▸ **TASK DETAILS**
The lines to copy are those with "Case" in them. Pull each one from the entries below.

Website and app data records
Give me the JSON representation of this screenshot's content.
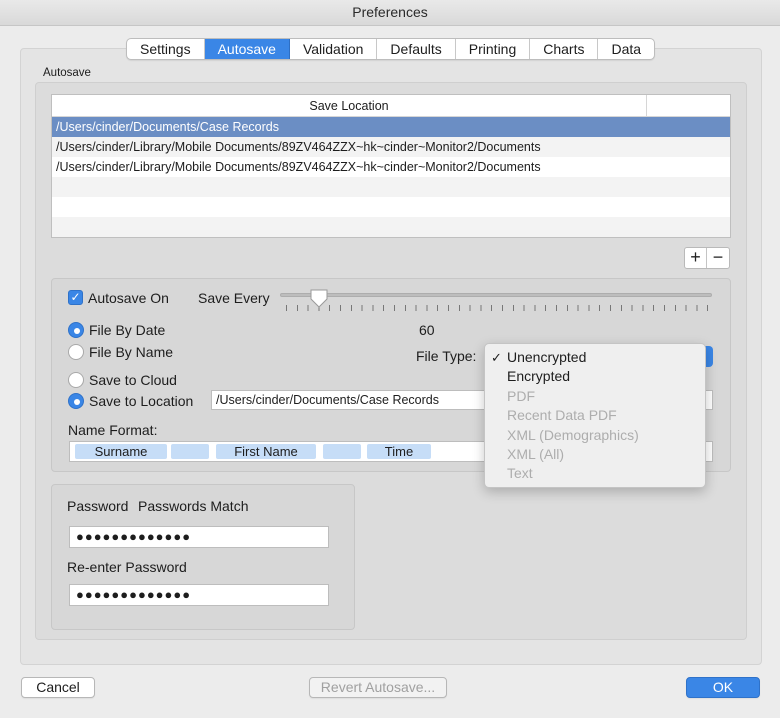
{
  "window": {
    "title": "Preferences"
  },
  "tabs": [
    {
      "label": "Settings",
      "active": false
    },
    {
      "label": "Autosave",
      "active": true
    },
    {
      "label": "Validation",
      "active": false
    },
    {
      "label": "Defaults",
      "active": false
    },
    {
      "label": "Printing",
      "active": false
    },
    {
      "label": "Charts",
      "active": false
    },
    {
      "label": "Data",
      "active": false
    }
  ],
  "autosave": {
    "group_label": "Autosave",
    "table": {
      "column_header": "Save Location",
      "rows": [
        "/Users/cinder/Documents/Case Records",
        "/Users/cinder/Library/Mobile Documents/89ZV464ZZX~hk~cinder~Monitor2/Documents",
        "/Users/cinder/Library/Mobile Documents/89ZV464ZZX~hk~cinder~Monitor2/Documents"
      ],
      "selected_index": 0
    },
    "add_label": "+",
    "remove_label": "−"
  },
  "options": {
    "autosave_on_label": "Autosave On",
    "autosave_on_checked": true,
    "save_every_label": "Save Every",
    "save_every_value": "60",
    "file_by_date_label": "File By Date",
    "file_by_name_label": "File By Name",
    "save_to_cloud_label": "Save to Cloud",
    "save_to_location_label": "Save to Location",
    "location_value": "/Users/cinder/Documents/Case Records",
    "file_type_label": "File Type:",
    "name_format_label": "Name Format:",
    "name_tokens": [
      "Surname",
      "",
      "First Name",
      "",
      "Time"
    ]
  },
  "file_type_menu": {
    "items": [
      {
        "label": "Unencrypted",
        "checked": true,
        "enabled": true
      },
      {
        "label": "Encrypted",
        "checked": false,
        "enabled": true
      },
      {
        "label": "PDF",
        "checked": false,
        "enabled": false
      },
      {
        "label": "Recent Data PDF",
        "checked": false,
        "enabled": false
      },
      {
        "label": "XML (Demographics)",
        "checked": false,
        "enabled": false
      },
      {
        "label": "XML (All)",
        "checked": false,
        "enabled": false
      },
      {
        "label": "Text",
        "checked": false,
        "enabled": false
      }
    ],
    "check_mark": "✓"
  },
  "password": {
    "password_label": "Password",
    "match_status": "Passwords Match",
    "password_value": "●●●●●●●●●●●●●",
    "reenter_label": "Re-enter Password",
    "reenter_value": "●●●●●●●●●●●●●"
  },
  "footer": {
    "cancel_label": "Cancel",
    "revert_label": "Revert Autosave...",
    "ok_label": "OK"
  },
  "colors": {
    "accent": "#3a86e6",
    "selection_row": "#6b8ec4",
    "token_bg": "#c6ddf7",
    "disabled_text": "#adadad"
  }
}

▸ **ANSWER SECTION**
        "/Users/cinder/Documents/Case Records",
    "location_value": "/Users/cinder/Documents/Case Records",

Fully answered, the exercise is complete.